**Assignment:** Whenever a line below mentions the word "JSON", that line should be copied.

*** Opening of Data listing ***

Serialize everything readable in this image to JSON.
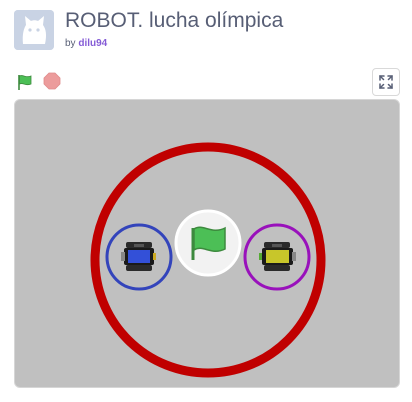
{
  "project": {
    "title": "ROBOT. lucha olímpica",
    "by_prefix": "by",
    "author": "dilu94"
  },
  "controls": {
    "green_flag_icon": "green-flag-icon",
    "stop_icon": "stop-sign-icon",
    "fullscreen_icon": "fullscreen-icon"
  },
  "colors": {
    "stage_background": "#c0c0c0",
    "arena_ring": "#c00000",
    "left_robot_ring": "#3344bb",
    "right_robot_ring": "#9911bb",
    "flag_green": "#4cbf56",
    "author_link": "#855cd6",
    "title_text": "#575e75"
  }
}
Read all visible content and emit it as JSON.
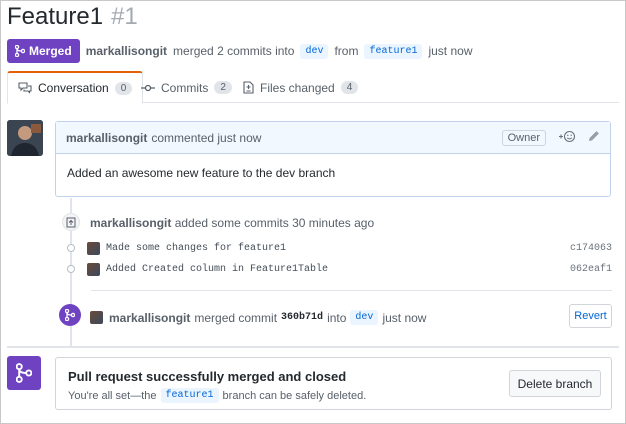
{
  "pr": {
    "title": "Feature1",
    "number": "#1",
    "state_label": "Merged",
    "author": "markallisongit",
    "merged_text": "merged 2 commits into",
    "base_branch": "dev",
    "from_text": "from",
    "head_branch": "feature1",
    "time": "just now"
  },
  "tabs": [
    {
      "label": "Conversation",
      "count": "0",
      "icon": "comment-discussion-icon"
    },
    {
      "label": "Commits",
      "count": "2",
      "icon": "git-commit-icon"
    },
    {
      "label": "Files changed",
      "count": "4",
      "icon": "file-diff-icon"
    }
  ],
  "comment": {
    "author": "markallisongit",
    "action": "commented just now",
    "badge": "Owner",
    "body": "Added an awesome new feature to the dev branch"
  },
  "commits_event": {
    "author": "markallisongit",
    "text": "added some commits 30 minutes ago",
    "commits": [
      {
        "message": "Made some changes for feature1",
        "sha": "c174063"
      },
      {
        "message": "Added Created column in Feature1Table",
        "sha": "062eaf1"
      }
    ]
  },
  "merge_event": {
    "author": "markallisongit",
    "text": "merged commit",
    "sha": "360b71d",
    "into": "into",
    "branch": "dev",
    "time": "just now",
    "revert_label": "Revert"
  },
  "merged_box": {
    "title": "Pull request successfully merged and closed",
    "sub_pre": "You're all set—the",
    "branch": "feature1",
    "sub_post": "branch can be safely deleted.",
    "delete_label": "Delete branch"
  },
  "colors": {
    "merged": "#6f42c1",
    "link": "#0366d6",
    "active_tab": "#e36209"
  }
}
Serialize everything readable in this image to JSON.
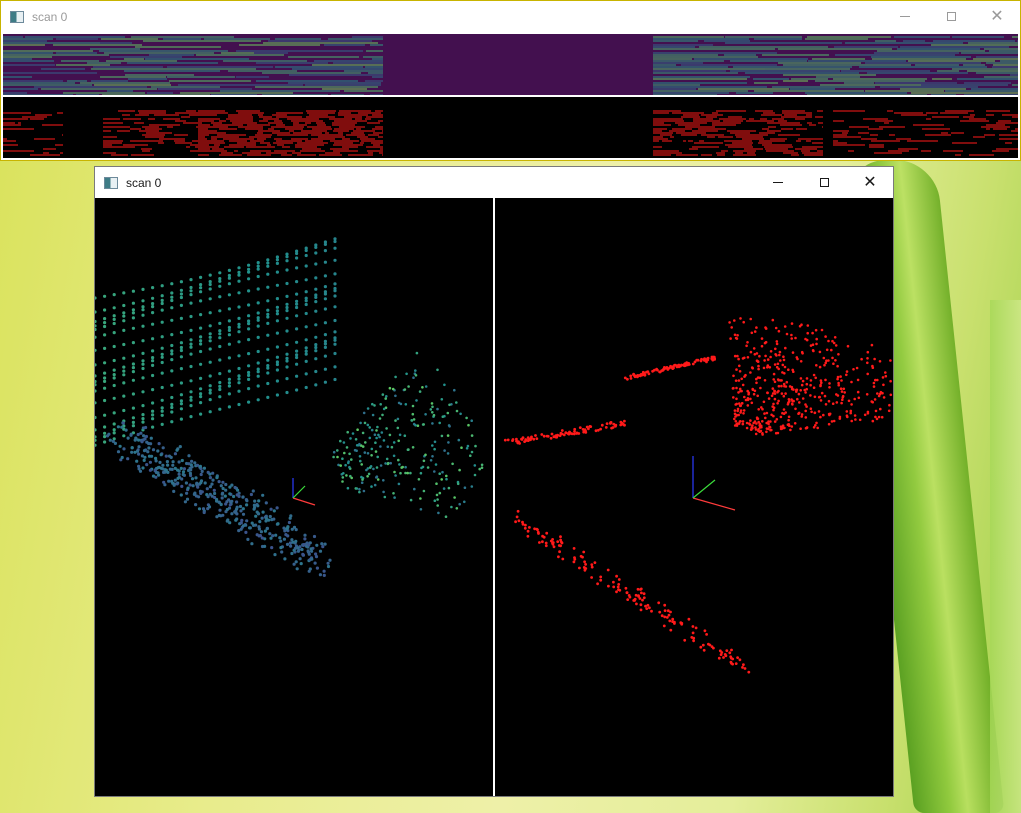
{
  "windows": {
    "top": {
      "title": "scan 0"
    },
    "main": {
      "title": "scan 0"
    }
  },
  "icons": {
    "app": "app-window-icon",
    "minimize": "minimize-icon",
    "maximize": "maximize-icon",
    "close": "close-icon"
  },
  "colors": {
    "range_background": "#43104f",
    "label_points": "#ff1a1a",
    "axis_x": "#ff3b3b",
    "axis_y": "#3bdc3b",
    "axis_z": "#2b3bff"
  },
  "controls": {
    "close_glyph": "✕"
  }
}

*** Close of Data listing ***
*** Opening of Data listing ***

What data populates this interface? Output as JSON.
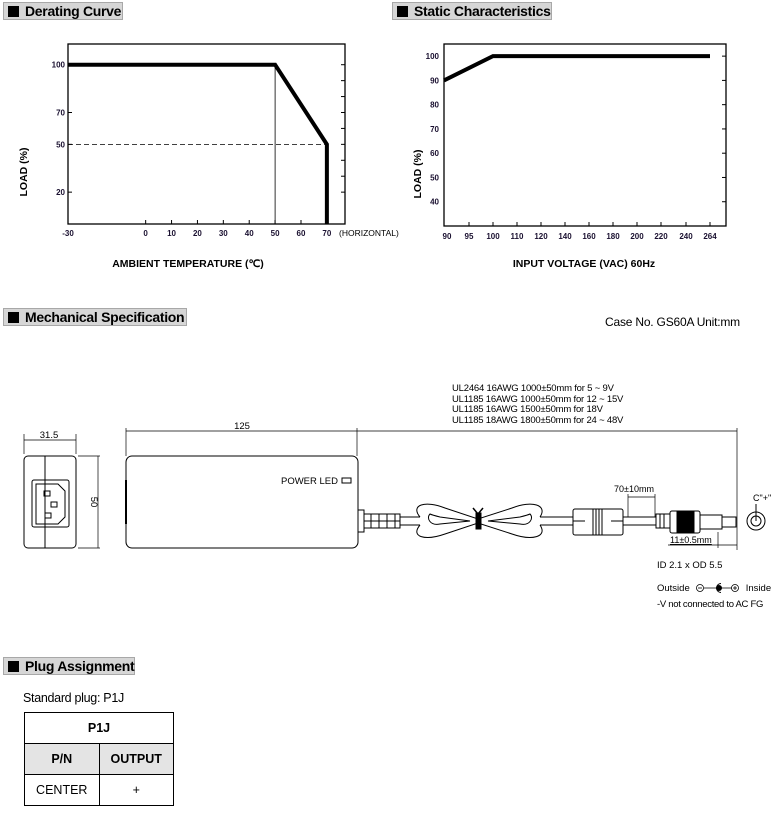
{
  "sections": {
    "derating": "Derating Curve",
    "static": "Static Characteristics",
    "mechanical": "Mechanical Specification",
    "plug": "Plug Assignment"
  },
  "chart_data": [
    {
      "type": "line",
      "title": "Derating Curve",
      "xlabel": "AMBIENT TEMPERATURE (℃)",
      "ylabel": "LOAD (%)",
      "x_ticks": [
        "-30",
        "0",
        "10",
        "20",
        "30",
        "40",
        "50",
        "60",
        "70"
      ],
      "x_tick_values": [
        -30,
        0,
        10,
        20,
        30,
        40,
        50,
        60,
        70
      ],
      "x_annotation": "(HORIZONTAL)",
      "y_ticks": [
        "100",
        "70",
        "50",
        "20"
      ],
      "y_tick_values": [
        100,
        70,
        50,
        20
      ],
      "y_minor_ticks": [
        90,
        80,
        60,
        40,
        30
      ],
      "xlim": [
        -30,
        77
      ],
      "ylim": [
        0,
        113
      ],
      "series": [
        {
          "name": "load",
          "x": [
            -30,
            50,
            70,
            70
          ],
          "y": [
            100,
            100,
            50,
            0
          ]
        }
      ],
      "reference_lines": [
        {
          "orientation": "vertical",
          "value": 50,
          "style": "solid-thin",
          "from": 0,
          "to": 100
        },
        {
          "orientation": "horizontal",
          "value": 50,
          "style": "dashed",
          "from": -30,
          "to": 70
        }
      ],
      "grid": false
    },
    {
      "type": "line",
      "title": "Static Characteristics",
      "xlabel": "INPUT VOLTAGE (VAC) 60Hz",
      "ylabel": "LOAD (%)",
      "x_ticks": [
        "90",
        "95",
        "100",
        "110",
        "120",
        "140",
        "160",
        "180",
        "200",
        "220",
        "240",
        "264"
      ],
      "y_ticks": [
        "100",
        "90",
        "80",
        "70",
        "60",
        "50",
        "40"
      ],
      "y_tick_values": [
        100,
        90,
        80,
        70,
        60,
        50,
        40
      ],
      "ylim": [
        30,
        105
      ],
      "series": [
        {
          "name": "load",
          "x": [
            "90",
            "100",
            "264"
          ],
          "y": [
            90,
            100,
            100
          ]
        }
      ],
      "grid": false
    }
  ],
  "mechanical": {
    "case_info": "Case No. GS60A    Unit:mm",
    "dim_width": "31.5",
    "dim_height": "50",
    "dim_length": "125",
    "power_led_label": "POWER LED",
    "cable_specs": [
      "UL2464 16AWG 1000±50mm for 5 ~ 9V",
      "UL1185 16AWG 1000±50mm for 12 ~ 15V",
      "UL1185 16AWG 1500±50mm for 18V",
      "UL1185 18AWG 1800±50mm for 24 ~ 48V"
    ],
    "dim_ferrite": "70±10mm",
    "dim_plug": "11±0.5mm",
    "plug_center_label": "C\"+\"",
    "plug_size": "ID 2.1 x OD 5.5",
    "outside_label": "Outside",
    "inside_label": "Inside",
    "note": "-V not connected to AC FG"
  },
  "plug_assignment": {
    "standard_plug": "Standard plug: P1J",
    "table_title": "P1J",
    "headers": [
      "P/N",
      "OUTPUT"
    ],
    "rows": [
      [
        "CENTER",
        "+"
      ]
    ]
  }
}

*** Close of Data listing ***

**Result of this exercise:**
Serialize everything readable in this image to JSON.
Read all visible content and emit it as JSON.
Serialize everything readable in this image to JSON.
What data populates this interface? Output as JSON.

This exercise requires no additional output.